Task instructions:
Your answer must be the listing, given again word for word.

Data:
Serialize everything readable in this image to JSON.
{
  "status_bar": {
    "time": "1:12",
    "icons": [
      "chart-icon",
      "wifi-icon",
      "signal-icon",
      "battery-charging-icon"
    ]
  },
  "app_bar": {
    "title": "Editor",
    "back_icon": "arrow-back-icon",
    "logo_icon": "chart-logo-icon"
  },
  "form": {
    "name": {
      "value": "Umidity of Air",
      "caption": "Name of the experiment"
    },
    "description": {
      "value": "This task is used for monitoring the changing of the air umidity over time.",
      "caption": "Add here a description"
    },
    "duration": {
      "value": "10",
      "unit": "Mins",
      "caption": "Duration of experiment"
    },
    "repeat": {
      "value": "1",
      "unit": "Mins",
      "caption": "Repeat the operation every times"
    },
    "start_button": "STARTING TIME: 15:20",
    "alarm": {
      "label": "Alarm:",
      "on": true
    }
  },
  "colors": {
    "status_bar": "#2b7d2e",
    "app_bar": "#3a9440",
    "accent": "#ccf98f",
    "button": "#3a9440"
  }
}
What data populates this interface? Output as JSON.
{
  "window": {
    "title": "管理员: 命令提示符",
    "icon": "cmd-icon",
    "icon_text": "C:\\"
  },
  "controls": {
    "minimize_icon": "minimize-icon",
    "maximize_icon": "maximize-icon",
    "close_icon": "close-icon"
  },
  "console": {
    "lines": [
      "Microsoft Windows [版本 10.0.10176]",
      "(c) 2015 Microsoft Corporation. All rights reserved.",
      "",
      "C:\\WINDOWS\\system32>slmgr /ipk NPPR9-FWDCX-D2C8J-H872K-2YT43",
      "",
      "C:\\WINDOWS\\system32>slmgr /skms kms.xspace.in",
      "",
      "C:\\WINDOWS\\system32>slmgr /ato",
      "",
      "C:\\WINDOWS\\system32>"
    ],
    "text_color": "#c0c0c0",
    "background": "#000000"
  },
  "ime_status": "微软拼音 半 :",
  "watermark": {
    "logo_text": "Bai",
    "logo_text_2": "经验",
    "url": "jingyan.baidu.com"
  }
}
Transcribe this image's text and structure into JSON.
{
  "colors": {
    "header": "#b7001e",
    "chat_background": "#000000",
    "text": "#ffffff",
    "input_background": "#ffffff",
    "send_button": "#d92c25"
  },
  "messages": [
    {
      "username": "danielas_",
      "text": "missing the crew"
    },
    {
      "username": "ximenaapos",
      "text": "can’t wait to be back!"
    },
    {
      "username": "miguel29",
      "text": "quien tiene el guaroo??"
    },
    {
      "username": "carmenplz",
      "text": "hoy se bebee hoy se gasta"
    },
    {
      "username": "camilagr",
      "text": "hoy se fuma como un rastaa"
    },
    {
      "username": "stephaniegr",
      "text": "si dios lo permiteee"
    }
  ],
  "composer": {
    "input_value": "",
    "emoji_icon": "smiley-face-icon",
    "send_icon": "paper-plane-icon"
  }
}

Answer to the problem:
Serialize everything readable in this image to JSON.
{
  "status_bar": {
    "time": "1:12",
    "icons": [
      "chart-icon",
      "wifi-icon",
      "signal-icon",
      "battery-charging-icon"
    ]
  },
  "app_bar": {
    "title": "Editor",
    "back_icon": "arrow-back-icon",
    "logo_icon": "chart-logo-icon"
  },
  "form": {
    "name": {
      "value": "Umidity of Air",
      "caption": "Name of the experiment"
    },
    "description": {
      "value": "This task is used for monitoring the changing of the air umidity over time.",
      "caption": "Add here a description"
    },
    "duration": {
      "value": "10",
      "unit": "Mins",
      "caption": "Duration of experiment"
    },
    "repeat": {
      "value": "1",
      "unit": "Mins",
      "caption": "Repeat the operation every times"
    },
    "start_button": "STARTING TIME: 15:20",
    "alarm": {
      "label": "Alarm:",
      "on": true
    }
  },
  "colors": {
    "status_bar": "#2b7d2e",
    "app_bar": "#3a9440",
    "accent": "#ccf98f",
    "button": "#3a9440"
  }
}
What data populates this interface? Output as JSON.
{
  "window": {
    "title": "管理员: 命令提示符",
    "icon": "cmd-icon",
    "icon_text": "C:\\"
  },
  "controls": {
    "minimize_icon": "minimize-icon",
    "maximize_icon": "maximize-icon",
    "close_icon": "close-icon"
  },
  "console": {
    "lines": [
      "Microsoft Windows [版本 10.0.10176]",
      "(c) 2015 Microsoft Corporation. All rights reserved.",
      "",
      "C:\\WINDOWS\\system32>slmgr /ipk NPPR9-FWDCX-D2C8J-H872K-2YT43",
      "",
      "C:\\WINDOWS\\system32>slmgr /skms kms.xspace.in",
      "",
      "C:\\WINDOWS\\system32>slmgr /ato",
      "",
      "C:\\WINDOWS\\system32>"
    ],
    "text_color": "#c0c0c0",
    "background": "#000000"
  },
  "ime_status": "微软拼音 半 :",
  "watermark": {
    "logo_text": "Bai",
    "logo_text_2": "经验",
    "url": "jingyan.baidu.com"
  }
}
Transcribe this image's text and structure into JSON.
{
  "colors": {
    "header": "#b7001e",
    "chat_background": "#000000",
    "text": "#ffffff",
    "input_background": "#ffffff",
    "send_button": "#d92c25"
  },
  "messages": [
    {
      "username": "danielas_",
      "text": "missing the crew"
    },
    {
      "username": "ximenaapos",
      "text": "can’t wait to be back!"
    },
    {
      "username": "miguel29",
      "text": "quien tiene el guaroo??"
    },
    {
      "username": "carmenplz",
      "text": "hoy se bebee hoy se gasta"
    },
    {
      "username": "camilagr",
      "text": "hoy se fuma como un rastaa"
    },
    {
      "username": "stephaniegr",
      "text": "si dios lo permiteee"
    }
  ],
  "composer": {
    "input_value": "",
    "emoji_icon": "smiley-face-icon",
    "send_icon": "paper-plane-icon"
  }
}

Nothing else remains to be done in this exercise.